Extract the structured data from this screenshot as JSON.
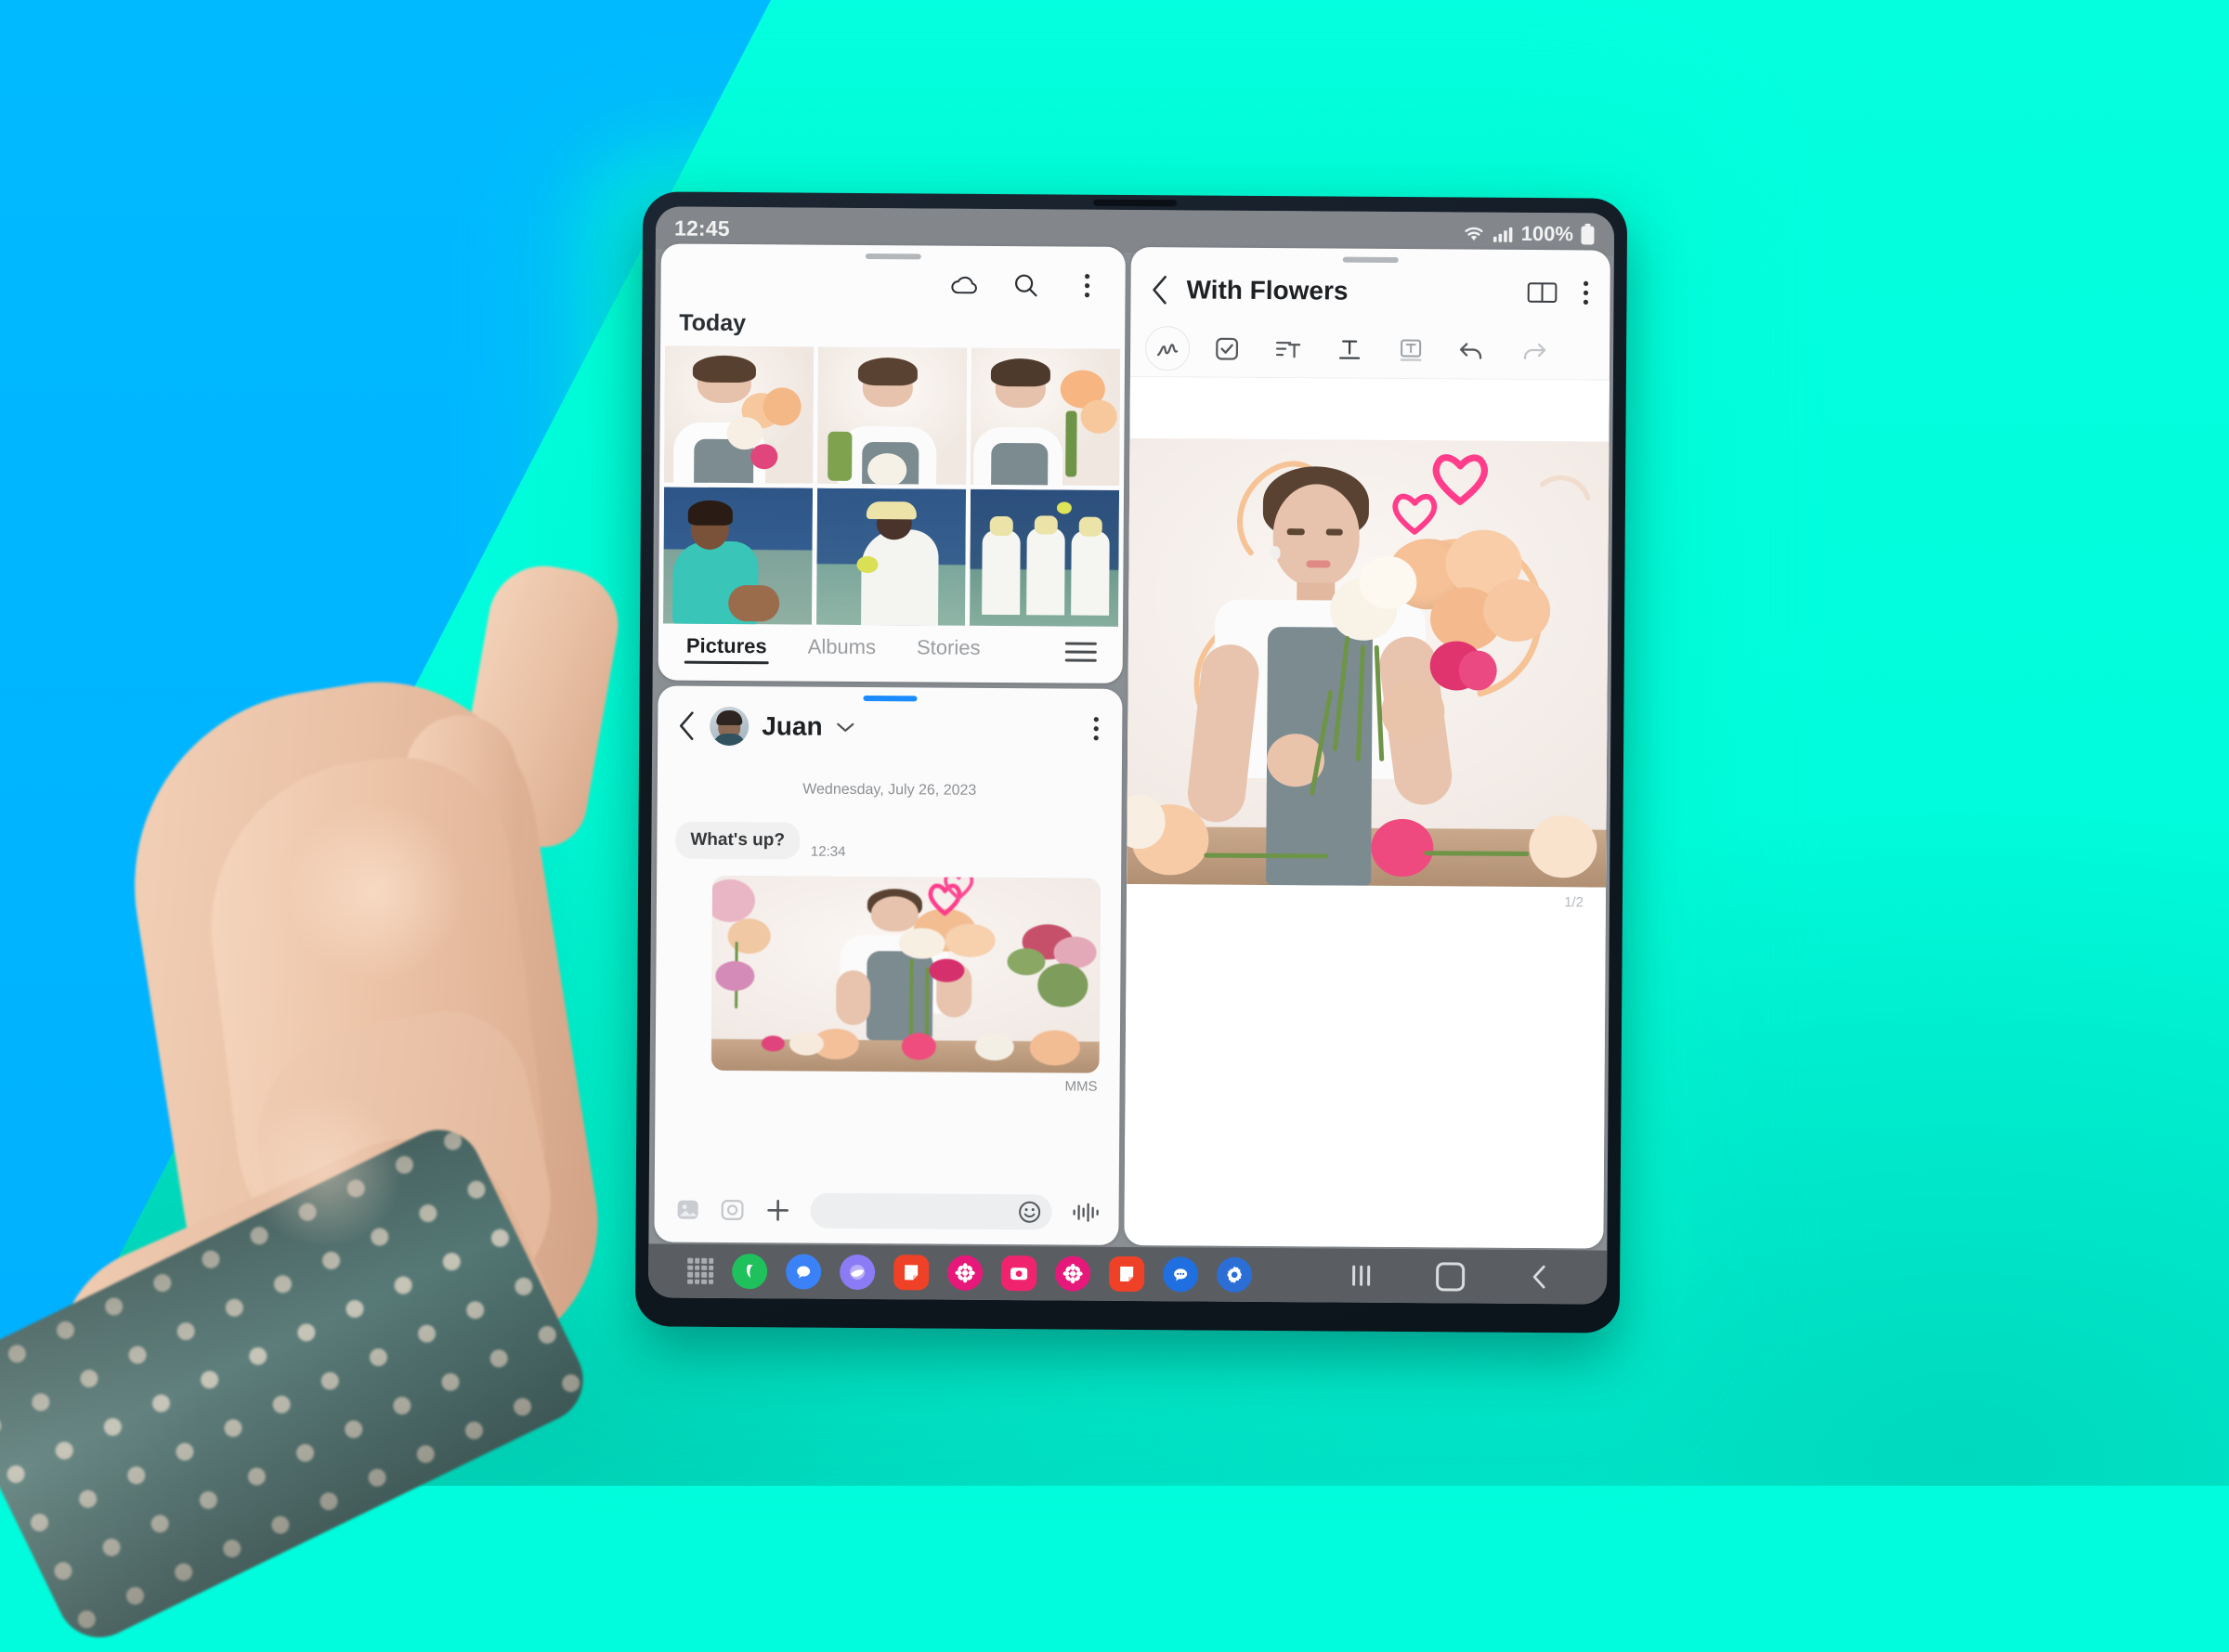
{
  "background": {
    "blue": "#00b4ff",
    "teal": "#00fcdc",
    "teal_shadow": "#00c9ae"
  },
  "device": {
    "name": "foldable-phone",
    "frame_color": "#101820"
  },
  "status_bar": {
    "clock": "12:45",
    "wifi_icon": "wifi-icon",
    "signal_icon": "cellular-signal-icon",
    "battery_percent": "100%",
    "battery_icon": "battery-full-icon"
  },
  "gallery": {
    "window_name": "gallery-app",
    "grabber": "window-handle",
    "actions": [
      {
        "name": "cloud-sync-icon",
        "label": "Cloud"
      },
      {
        "name": "search-icon",
        "label": "Search"
      },
      {
        "name": "more-options-icon",
        "label": "More options"
      }
    ],
    "section_title": "Today",
    "thumbnails": [
      {
        "alt": "florist-smelling-peach-roses",
        "kind": "florist"
      },
      {
        "alt": "florist-looking-down-white-rose",
        "kind": "florist2"
      },
      {
        "alt": "florist-holding-peach-bouquet",
        "kind": "florist3"
      },
      {
        "alt": "tennis-player-resting-teal-towel",
        "kind": "tennis1"
      },
      {
        "alt": "tennis-player-in-white-cap",
        "kind": "tennis2"
      },
      {
        "alt": "three-tennis-players-serving",
        "kind": "tennis3"
      }
    ],
    "tabs": [
      {
        "label": "Pictures",
        "active": true
      },
      {
        "label": "Albums",
        "active": false
      },
      {
        "label": "Stories",
        "active": false
      }
    ],
    "menu_icon": "hamburger-menu-icon"
  },
  "messages": {
    "window_name": "messages-app",
    "back_icon": "back-chevron-icon",
    "avatar": "contact-avatar",
    "contact_name": "Juan",
    "dropdown_icon": "chevron-down-icon",
    "more_icon": "more-options-icon",
    "date_divider": "Wednesday, July 26, 2023",
    "bubbles": [
      {
        "text": "What's up?",
        "time": "12:34",
        "incoming": true
      }
    ],
    "attachment": {
      "alt": "florist-arranging-bouquet-photo",
      "label": "MMS"
    },
    "composer": {
      "gallery_icon": "image-picker-icon",
      "sticker_icon": "sticker-icon",
      "plus_icon": "add-attachment-icon",
      "input_placeholder": "",
      "input_value": "",
      "emoji_icon": "emoji-icon",
      "voice_icon": "voice-recording-icon"
    }
  },
  "notes": {
    "window_name": "samsung-notes-app",
    "back_icon": "back-chevron-icon",
    "title": "With Flowers",
    "view_mode_icon": "book-view-icon",
    "more_icon": "more-options-icon",
    "toolbar": [
      {
        "name": "pen-tool-icon",
        "label": "Pen",
        "selected": true,
        "disabled": false
      },
      {
        "name": "checkbox-list-icon",
        "label": "Checklist",
        "selected": false,
        "disabled": false
      },
      {
        "name": "paragraph-style-icon",
        "label": "Paragraph style",
        "selected": false,
        "disabled": false
      },
      {
        "name": "text-format-icon",
        "label": "Text format",
        "selected": false,
        "disabled": false
      },
      {
        "name": "text-box-icon",
        "label": "Text box",
        "selected": false,
        "disabled": false
      },
      {
        "name": "undo-icon",
        "label": "Undo",
        "selected": false,
        "disabled": false
      },
      {
        "name": "redo-icon",
        "label": "Redo",
        "selected": false,
        "disabled": true
      }
    ],
    "canvas": {
      "alt": "florist-arranging-peach-roses-with-pink-heart-doodles",
      "doodles": [
        "pink-heart-large",
        "pink-heart-small",
        "peach-scribbles"
      ]
    },
    "page_indicator": "1/2"
  },
  "taskbar": {
    "apps_grid_icon": "all-apps-grid-icon",
    "apps": [
      {
        "name": "phone-app-icon",
        "color": "#1ec15b",
        "glyph": "✆"
      },
      {
        "name": "messages-app-icon",
        "color": "#3b82f6",
        "glyph": "●"
      },
      {
        "name": "internet-app-icon",
        "color": "#8b7cf6",
        "glyph": "◐"
      },
      {
        "name": "notes-app-icon",
        "color": "#ef4127",
        "glyph": "◤"
      },
      {
        "name": "gallery-app-icon",
        "color": "#e6197a",
        "glyph": "❀"
      },
      {
        "name": "camera-app-icon",
        "color": "#f0246e",
        "glyph": "▣"
      },
      {
        "name": "gallery-app-icon-2",
        "color": "#e6197a",
        "glyph": "❀"
      },
      {
        "name": "notes-app-icon-2",
        "color": "#ef4127",
        "glyph": "◤"
      },
      {
        "name": "messages-app-icon-2",
        "color": "#1f6fe0",
        "glyph": "●"
      },
      {
        "name": "settings-app-icon",
        "color": "#2b6fd6",
        "glyph": "⚙"
      }
    ],
    "nav": [
      {
        "name": "recents-button",
        "label": "Recents"
      },
      {
        "name": "home-button",
        "label": "Home"
      },
      {
        "name": "back-button",
        "label": "Back"
      }
    ]
  }
}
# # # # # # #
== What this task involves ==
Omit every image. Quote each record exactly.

== Output of the task ==
Extract the structured data from this screenshot as JSON.
{
  "background": {
    "blue": "#00b4ff",
    "teal": "#00fcdc",
    "teal_shadow": "#00c9ae"
  },
  "device": {
    "name": "foldable-phone",
    "frame_color": "#101820"
  },
  "status_bar": {
    "clock": "12:45",
    "wifi_icon": "wifi-icon",
    "signal_icon": "cellular-signal-icon",
    "battery_percent": "100%",
    "battery_icon": "battery-full-icon"
  },
  "gallery": {
    "window_name": "gallery-app",
    "grabber": "window-handle",
    "actions": [
      {
        "name": "cloud-sync-icon",
        "label": "Cloud"
      },
      {
        "name": "search-icon",
        "label": "Search"
      },
      {
        "name": "more-options-icon",
        "label": "More options"
      }
    ],
    "section_title": "Today",
    "thumbnails": [
      {
        "alt": "florist-smelling-peach-roses",
        "kind": "florist"
      },
      {
        "alt": "florist-looking-down-white-rose",
        "kind": "florist2"
      },
      {
        "alt": "florist-holding-peach-bouquet",
        "kind": "florist3"
      },
      {
        "alt": "tennis-player-resting-teal-towel",
        "kind": "tennis1"
      },
      {
        "alt": "tennis-player-in-white-cap",
        "kind": "tennis2"
      },
      {
        "alt": "three-tennis-players-serving",
        "kind": "tennis3"
      }
    ],
    "tabs": [
      {
        "label": "Pictures",
        "active": true
      },
      {
        "label": "Albums",
        "active": false
      },
      {
        "label": "Stories",
        "active": false
      }
    ],
    "menu_icon": "hamburger-menu-icon"
  },
  "messages": {
    "window_name": "messages-app",
    "back_icon": "back-chevron-icon",
    "avatar": "contact-avatar",
    "contact_name": "Juan",
    "dropdown_icon": "chevron-down-icon",
    "more_icon": "more-options-icon",
    "date_divider": "Wednesday, July 26, 2023",
    "bubbles": [
      {
        "text": "What's up?",
        "time": "12:34",
        "incoming": true
      }
    ],
    "attachment": {
      "alt": "florist-arranging-bouquet-photo",
      "label": "MMS"
    },
    "composer": {
      "gallery_icon": "image-picker-icon",
      "sticker_icon": "sticker-icon",
      "plus_icon": "add-attachment-icon",
      "input_placeholder": "",
      "input_value": "",
      "emoji_icon": "emoji-icon",
      "voice_icon": "voice-recording-icon"
    }
  },
  "notes": {
    "window_name": "samsung-notes-app",
    "back_icon": "back-chevron-icon",
    "title": "With Flowers",
    "view_mode_icon": "book-view-icon",
    "more_icon": "more-options-icon",
    "toolbar": [
      {
        "name": "pen-tool-icon",
        "label": "Pen",
        "selected": true,
        "disabled": false
      },
      {
        "name": "checkbox-list-icon",
        "label": "Checklist",
        "selected": false,
        "disabled": false
      },
      {
        "name": "paragraph-style-icon",
        "label": "Paragraph style",
        "selected": false,
        "disabled": false
      },
      {
        "name": "text-format-icon",
        "label": "Text format",
        "selected": false,
        "disabled": false
      },
      {
        "name": "text-box-icon",
        "label": "Text box",
        "selected": false,
        "disabled": false
      },
      {
        "name": "undo-icon",
        "label": "Undo",
        "selected": false,
        "disabled": false
      },
      {
        "name": "redo-icon",
        "label": "Redo",
        "selected": false,
        "disabled": true
      }
    ],
    "canvas": {
      "alt": "florist-arranging-peach-roses-with-pink-heart-doodles",
      "doodles": [
        "pink-heart-large",
        "pink-heart-small",
        "peach-scribbles"
      ]
    },
    "page_indicator": "1/2"
  },
  "taskbar": {
    "apps_grid_icon": "all-apps-grid-icon",
    "apps": [
      {
        "name": "phone-app-icon",
        "color": "#1ec15b",
        "glyph": "✆"
      },
      {
        "name": "messages-app-icon",
        "color": "#3b82f6",
        "glyph": "●"
      },
      {
        "name": "internet-app-icon",
        "color": "#8b7cf6",
        "glyph": "◐"
      },
      {
        "name": "notes-app-icon",
        "color": "#ef4127",
        "glyph": "◤"
      },
      {
        "name": "gallery-app-icon",
        "color": "#e6197a",
        "glyph": "❀"
      },
      {
        "name": "camera-app-icon",
        "color": "#f0246e",
        "glyph": "▣"
      },
      {
        "name": "gallery-app-icon-2",
        "color": "#e6197a",
        "glyph": "❀"
      },
      {
        "name": "notes-app-icon-2",
        "color": "#ef4127",
        "glyph": "◤"
      },
      {
        "name": "messages-app-icon-2",
        "color": "#1f6fe0",
        "glyph": "●"
      },
      {
        "name": "settings-app-icon",
        "color": "#2b6fd6",
        "glyph": "⚙"
      }
    ],
    "nav": [
      {
        "name": "recents-button",
        "label": "Recents"
      },
      {
        "name": "home-button",
        "label": "Home"
      },
      {
        "name": "back-button",
        "label": "Back"
      }
    ]
  }
}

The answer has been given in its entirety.